TSA launches digital identity roadmap
Among several familiar themes for airport biometrics – the need for collaboration, improved passenger processing times and experiences, the rapid advance of touchless transactions — a Future Travel Experience webinar presented by Idemia on ‘Next Generation Travel through Trusted Identity & Biometric Solutions’ also provides an introduction to a new policy document from the U.S. federal government.
Panelists discussed many of the processes and initiatives as outlined in the new Transportation Security Administration (TSA) document.
TSA Identity Management Capability Manager Jason Lim began his presentation with a review of the launch of TSA’s Biometrics Roadmap in 2018, and the four goals it set out for the agency. The agency has pursued those goals since, and Lim says the fruits of those efforts are starting to be realized following piloting.
The follow-up document, which he says provides “a higher strategic roadmap,” is the TSA Identity Management Roadmap, released on Wednesday (more on that document below), just as the webinar was held. It applies to TSA’s use of biometrics and other digital identity technologies.
TSA is carrying out integration testing for a new form factor of Credential Authentication Technology (CAT II) devices, provided by Idemia, at its lab, while also running pilots at three locations to validate a final set of requirements and determine operational procedures, Lim revealed.
The agency will continue to utilize mobile phones for identity management, rather than following the tokenized biometrics model pursued by IATA.
Greg Forbes of Delta Air Lines presented the carrier perspective on the TSA systems Lim described, as well as Delta’s work on touchless bag-drop services. The opt-in process for TSA checks is built into Delta’s check-in flow for each individual journey, Forbes explains.
Delta is introducing three options for boarding; paper boarding passes, digital boarding passes, or face biometrics.
Forbes says customers who get used to these conveniences find a return to legacy processes disruptive, which creates stickiness for Delta, comparing the services to the convenience advantage of TSA PreCheck.
One surprise, he said, has been the adoption of these passenger convenience programs by people who travel less frequently.
Aura Moore of Los Angeles World Airports (LAWA) discussed the importance of working with biometrics vendors and other stakeholders for the airport operator, and reviewed the early implementation of biometrics for flight boarding at LAX. LAX is up to 72 e-gates at 15 boarding gates, and expanding further. By next year it will reach 90 to 100 percent of common-use international gates, according to Moore.
Some passengers do opt-out of biometric boarding, but opt-outs appear to be decreasing over time, Moore says.
CBP is wrapping up a 90-day trial of one-step biometric authentication for Global Entry passengers conducted at LAX, which Moore says could further dramatically improve passenger processing times. Between those types of systems and Simplified Arrivals, all international arrivals at LAX are biometric at this point.

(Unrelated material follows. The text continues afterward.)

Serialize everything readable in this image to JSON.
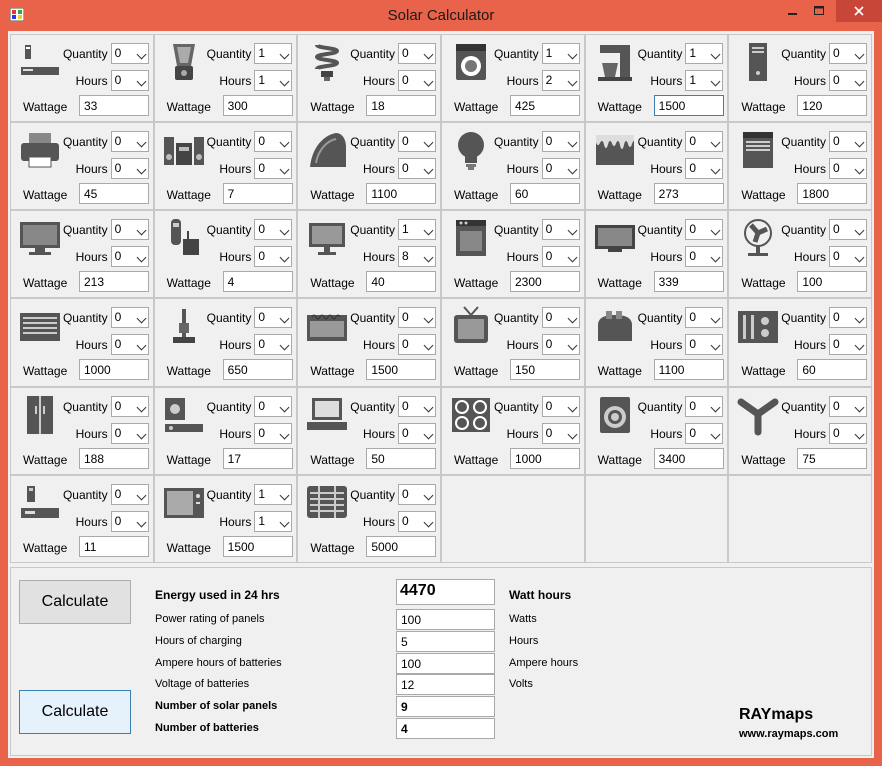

Idemia SVP of Travel and Transport Lisa Sullivan emphasized the collaborative aspect of biometrics projects at U.S. airports, and the benefits of those initiatives for passengers in the form of smoother travel processes.
The company is working on making enrolling in programs like PreCheck easier, and Sullivan says it currently takes less than 6 minutes in the majority of cases. Idemia is introducing services for enrolling during the airport journey as well.
As stakeholders continue to encourage signups, she says, providing choices between tools, including mobile digital ID and biometrics, will be key.
TSA Identity Management Roadmap
The new Identity Management Roadmap outlines the agency’s goals for a cohesive identity management ecosystem to support security, passenger experience and operational efficiency goals.
The four goals identified in the TSA’s new roadmap are enhanced enrollment and travel reservation experiences for passengers, expanded and evolved standards for identity proofing to support future vetting and verifications, improved vetting “in response to new threats, policies, and technologies,” and “support(ing) appropriate identity verification activities across the TSA.”
That includes the role of mobile driver’s licenses (mDLs) and the agency’s CAT II devices.
Three objectives are set under each goal, and the “guiding principles” of “risk management, person-centric, privacy,’ resource optimization” which apply to each declared. Objectives explicitly referring to biometrics are 3.1; “evolve use of existing and available biometric and biographic data,” and 4.3; “engage industry and interagency partners to enable biometrics and digital identity solutions.”
What TSA calls its ‘cross cutting strategic drivers’ or approaches to achieving the goals, are risk management frameworks, improved data sharing, data quality evaluations, improved self-service capabilities, and expanded collaboration.